The remnants of Typhoon Haikui drenched southern China for a third day since making landfall, and airports in Guangdong province cancelled hundreds of flights due to stormy weather on Thursday though winds had weakened.

Although storm clouds moved westward towards Guangdong, one of the country's richest provinces, more downpours were still forecast for the southeastern province of Fujian, where state media reported economic losses had reached 5.054 billion yuan ($690.81 million) since the typhoon made landfall on Tuesday.

In Guangdong's capital Guangzhou, Baiyun Airport, one of the busiest in China, cancelled 316 flights and delayed 271, according to flight tracking app Flight Master. Shenzhen's Baoan Airport cancelled 176 flights and delayed half of its flights while Zhuhai's Jinwan Airport cancelled 91 and delayed 74.

Torrential rain reportedly led to rivers overflowing in the Guangdong town Tangxi, and some villages suffered severe waterlogging. Over 350 people, including elderly, women and children were relocated from low-lying areas, according to state media.

The China Meteorological Administration forecast rainstorms in central and eastern Guangdong, the southern part of Jiangxi province, southern areas in Hunan province, the northeastern areas of the Guangxi region, and the central part of the island of Hainan, while northern parts of Guangdong and the southeastern coast of the province were expected to be hit harder.
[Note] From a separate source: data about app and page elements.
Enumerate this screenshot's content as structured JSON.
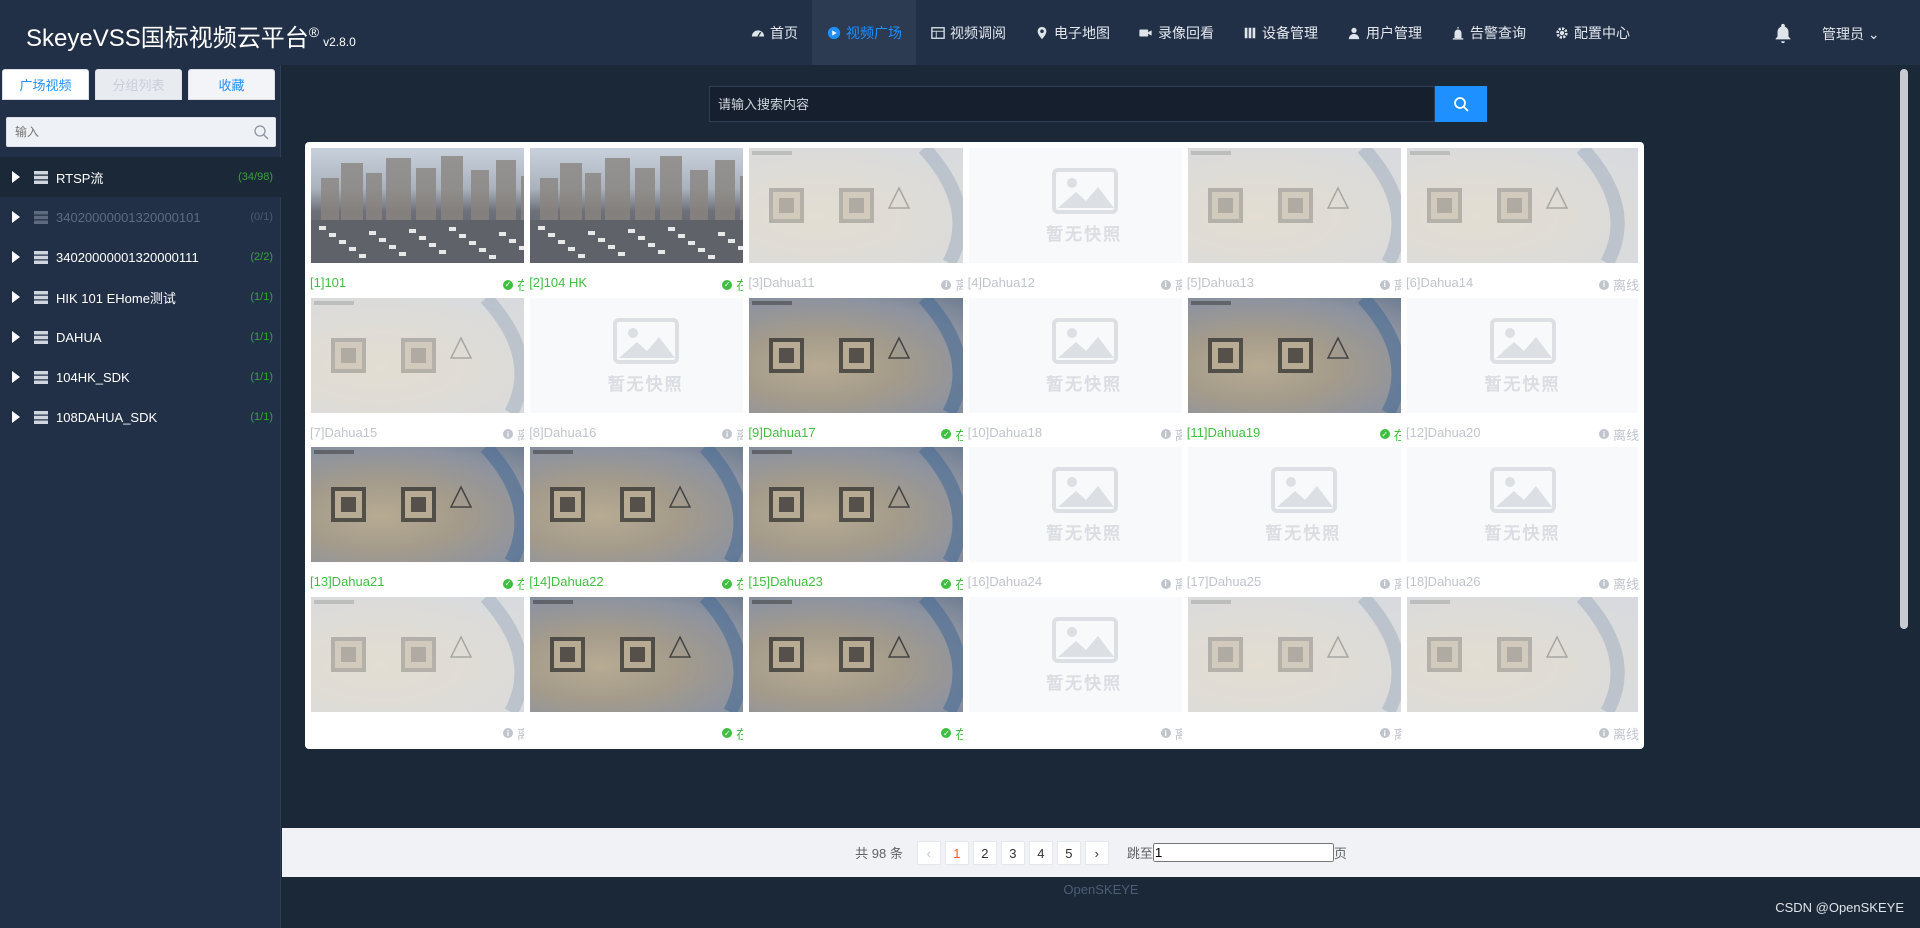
{
  "app": {
    "title": "SkeyeVSS国标视频云平台",
    "registered": "®",
    "version": "v2.8.0"
  },
  "nav": [
    {
      "label": "首页",
      "icon": "dashboard-icon"
    },
    {
      "label": "视频广场",
      "icon": "play-circle-icon",
      "active": true
    },
    {
      "label": "视频调阅",
      "icon": "grid-icon"
    },
    {
      "label": "电子地图",
      "icon": "map-pin-icon"
    },
    {
      "label": "录像回看",
      "icon": "video-camera-icon"
    },
    {
      "label": "设备管理",
      "icon": "server-icon"
    },
    {
      "label": "用户管理",
      "icon": "user-icon"
    },
    {
      "label": "告警查询",
      "icon": "alarm-icon"
    },
    {
      "label": "配置中心",
      "icon": "gear-icon"
    }
  ],
  "user": {
    "name": "管理员"
  },
  "sidebar": {
    "tabs": [
      "广场视频",
      "分组列表",
      "收藏"
    ],
    "search_placeholder": "输入",
    "tree": [
      {
        "label": "RTSP流",
        "count": "(34/98)",
        "online": true,
        "selected": true
      },
      {
        "label": "34020000001320000101",
        "count": "(0/1)",
        "online": false
      },
      {
        "label": "34020000001320000111",
        "count": "(2/2)",
        "online": true
      },
      {
        "label": "HIK 101 EHome测试",
        "count": "(1/1)",
        "online": true
      },
      {
        "label": "DAHUA",
        "count": "(1/1)",
        "online": true
      },
      {
        "label": "104HK_SDK",
        "count": "(1/1)",
        "online": true
      },
      {
        "label": "108DAHUA_SDK",
        "count": "(1/1)",
        "online": true
      }
    ]
  },
  "search": {
    "placeholder": "请输入搜索内容"
  },
  "no_snapshot_text": "暂无快照",
  "status_labels": {
    "online": "在线",
    "offline": "离线"
  },
  "cards": [
    {
      "name": "[1]101",
      "online": true,
      "thumb": "city"
    },
    {
      "name": "[2]104 HK",
      "online": true,
      "thumb": "city"
    },
    {
      "name": "[3]Dahua11",
      "online": false,
      "thumb": "fade"
    },
    {
      "name": "[4]Dahua12",
      "online": false,
      "thumb": "none"
    },
    {
      "name": "[5]Dahua13",
      "online": false,
      "thumb": "fade"
    },
    {
      "name": "[6]Dahua14",
      "online": false,
      "thumb": "fade"
    },
    {
      "name": "[7]Dahua15",
      "online": false,
      "thumb": "fade"
    },
    {
      "name": "[8]Dahua16",
      "online": false,
      "thumb": "none"
    },
    {
      "name": "[9]Dahua17",
      "online": true,
      "thumb": "lab"
    },
    {
      "name": "[10]Dahua18",
      "online": false,
      "thumb": "none"
    },
    {
      "name": "[11]Dahua19",
      "online": true,
      "thumb": "lab"
    },
    {
      "name": "[12]Dahua20",
      "online": false,
      "thumb": "none"
    },
    {
      "name": "[13]Dahua21",
      "online": true,
      "thumb": "lab"
    },
    {
      "name": "[14]Dahua22",
      "online": true,
      "thumb": "lab"
    },
    {
      "name": "[15]Dahua23",
      "online": true,
      "thumb": "lab"
    },
    {
      "name": "[16]Dahua24",
      "online": false,
      "thumb": "none"
    },
    {
      "name": "[17]Dahua25",
      "online": false,
      "thumb": "none"
    },
    {
      "name": "[18]Dahua26",
      "online": false,
      "thumb": "none"
    },
    {
      "name": "",
      "online": false,
      "thumb": "fade"
    },
    {
      "name": "",
      "online": true,
      "thumb": "lab"
    },
    {
      "name": "",
      "online": true,
      "thumb": "lab"
    },
    {
      "name": "",
      "online": false,
      "thumb": "none"
    },
    {
      "name": "",
      "online": false,
      "thumb": "fade"
    },
    {
      "name": "",
      "online": false,
      "thumb": "fade"
    }
  ],
  "pagination": {
    "total": "共 98 条",
    "pages": [
      "1",
      "2",
      "3",
      "4",
      "5"
    ],
    "current": "1",
    "jump_label": "跳至",
    "jump_value": "1",
    "page_suffix": "页"
  },
  "footer": {
    "text": "OpenSKEYE"
  },
  "watermark": "CSDN @OpenSKEYE",
  "colors": {
    "accent": "#1e90ff",
    "online": "#3fbf3f",
    "offline": "#c0c4cc",
    "header": "#223047",
    "content": "#1b2838"
  }
}
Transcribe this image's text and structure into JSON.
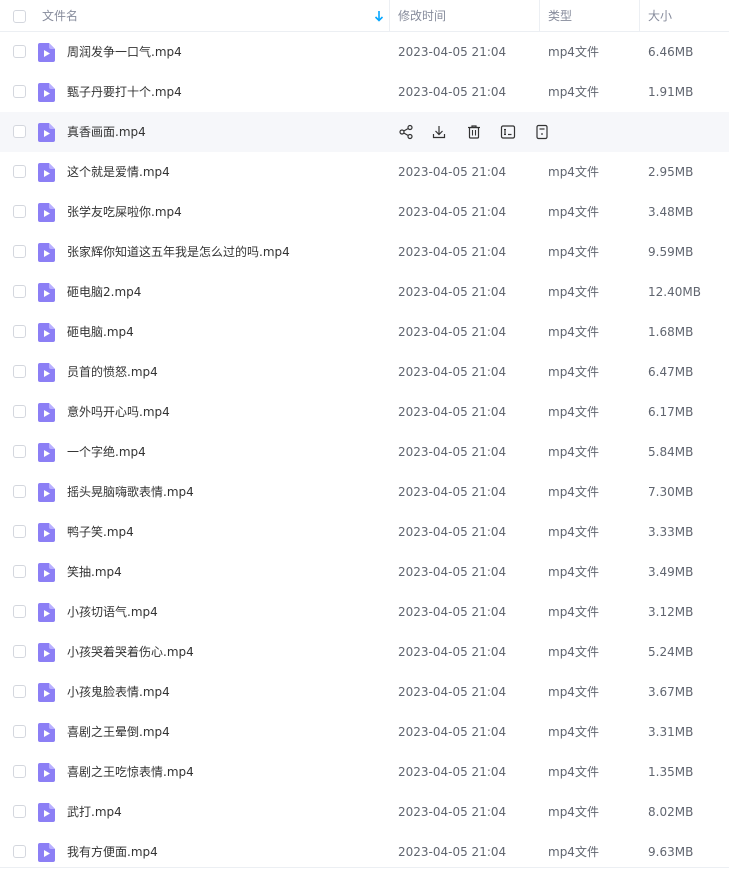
{
  "header": {
    "name_label": "文件名",
    "time_label": "修改时间",
    "type_label": "类型",
    "size_label": "大小"
  },
  "hover_row_actions": [
    "share-icon",
    "download-icon",
    "delete-icon",
    "rename-icon",
    "more-icon"
  ],
  "colors": {
    "accent": "#06a7ff",
    "file_icon": "#8c7ff5",
    "hover_bg": "#f6f7fa"
  },
  "files": [
    {
      "name": "周润发争一口气.mp4",
      "time": "2023-04-05 21:04",
      "type": "mp4文件",
      "size": "6.46MB"
    },
    {
      "name": "甄子丹要打十个.mp4",
      "time": "2023-04-05 21:04",
      "type": "mp4文件",
      "size": "1.91MB"
    },
    {
      "name": "真香画面.mp4",
      "time": "",
      "type": "",
      "size": ""
    },
    {
      "name": "这个就是爱情.mp4",
      "time": "2023-04-05 21:04",
      "type": "mp4文件",
      "size": "2.95MB"
    },
    {
      "name": "张学友吃屎啦你.mp4",
      "time": "2023-04-05 21:04",
      "type": "mp4文件",
      "size": "3.48MB"
    },
    {
      "name": "张家辉你知道这五年我是怎么过的吗.mp4",
      "time": "2023-04-05 21:04",
      "type": "mp4文件",
      "size": "9.59MB"
    },
    {
      "name": "砸电脑2.mp4",
      "time": "2023-04-05 21:04",
      "type": "mp4文件",
      "size": "12.40MB"
    },
    {
      "name": "砸电脑.mp4",
      "time": "2023-04-05 21:04",
      "type": "mp4文件",
      "size": "1.68MB"
    },
    {
      "name": "员首的愤怒.mp4",
      "time": "2023-04-05 21:04",
      "type": "mp4文件",
      "size": "6.47MB"
    },
    {
      "name": "意外吗开心吗.mp4",
      "time": "2023-04-05 21:04",
      "type": "mp4文件",
      "size": "6.17MB"
    },
    {
      "name": "一个字绝.mp4",
      "time": "2023-04-05 21:04",
      "type": "mp4文件",
      "size": "5.84MB"
    },
    {
      "name": "摇头晃脑嗨歌表情.mp4",
      "time": "2023-04-05 21:04",
      "type": "mp4文件",
      "size": "7.30MB"
    },
    {
      "name": "鸭子笑.mp4",
      "time": "2023-04-05 21:04",
      "type": "mp4文件",
      "size": "3.33MB"
    },
    {
      "name": "笑抽.mp4",
      "time": "2023-04-05 21:04",
      "type": "mp4文件",
      "size": "3.49MB"
    },
    {
      "name": "小孩切语气.mp4",
      "time": "2023-04-05 21:04",
      "type": "mp4文件",
      "size": "3.12MB"
    },
    {
      "name": "小孩哭着哭着伤心.mp4",
      "time": "2023-04-05 21:04",
      "type": "mp4文件",
      "size": "5.24MB"
    },
    {
      "name": "小孩鬼脸表情.mp4",
      "time": "2023-04-05 21:04",
      "type": "mp4文件",
      "size": "3.67MB"
    },
    {
      "name": "喜剧之王晕倒.mp4",
      "time": "2023-04-05 21:04",
      "type": "mp4文件",
      "size": "3.31MB"
    },
    {
      "name": "喜剧之王吃惊表情.mp4",
      "time": "2023-04-05 21:04",
      "type": "mp4文件",
      "size": "1.35MB"
    },
    {
      "name": "武打.mp4",
      "time": "2023-04-05 21:04",
      "type": "mp4文件",
      "size": "8.02MB"
    },
    {
      "name": "我有方便面.mp4",
      "time": "2023-04-05 21:04",
      "type": "mp4文件",
      "size": "9.63MB"
    }
  ]
}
Later this week, the storms are expected to continue in Guangxi bringing the southwestern region extreme rainfall on Friday and Saturday before potentially dissipating on Sunday. Authorities issued warnings of mountain torrents and geological disasters for the cities of Guilin, Laibin, Guigang and Wuzhou.

Flooding in parts of Fujian province during the past two days forced the evacuation of nearly 300,000 people and damaged more than 2,500 homes.

Almost 10,000 hectares (24, 710 acres) of crops in Fujian were inundated.

Intense rains in the city of Fuzhou shattered 12-year-old rainfall records, surpassing the amount brought by Typhoon Doksuri late July.

($1 = 7.3160 yuan) (Reporting by Liz Lee and Shanghai newsroom; Additional reporting by Sophie Yu; Editing by Christian Schmollinger & Simon Cameron-Moore)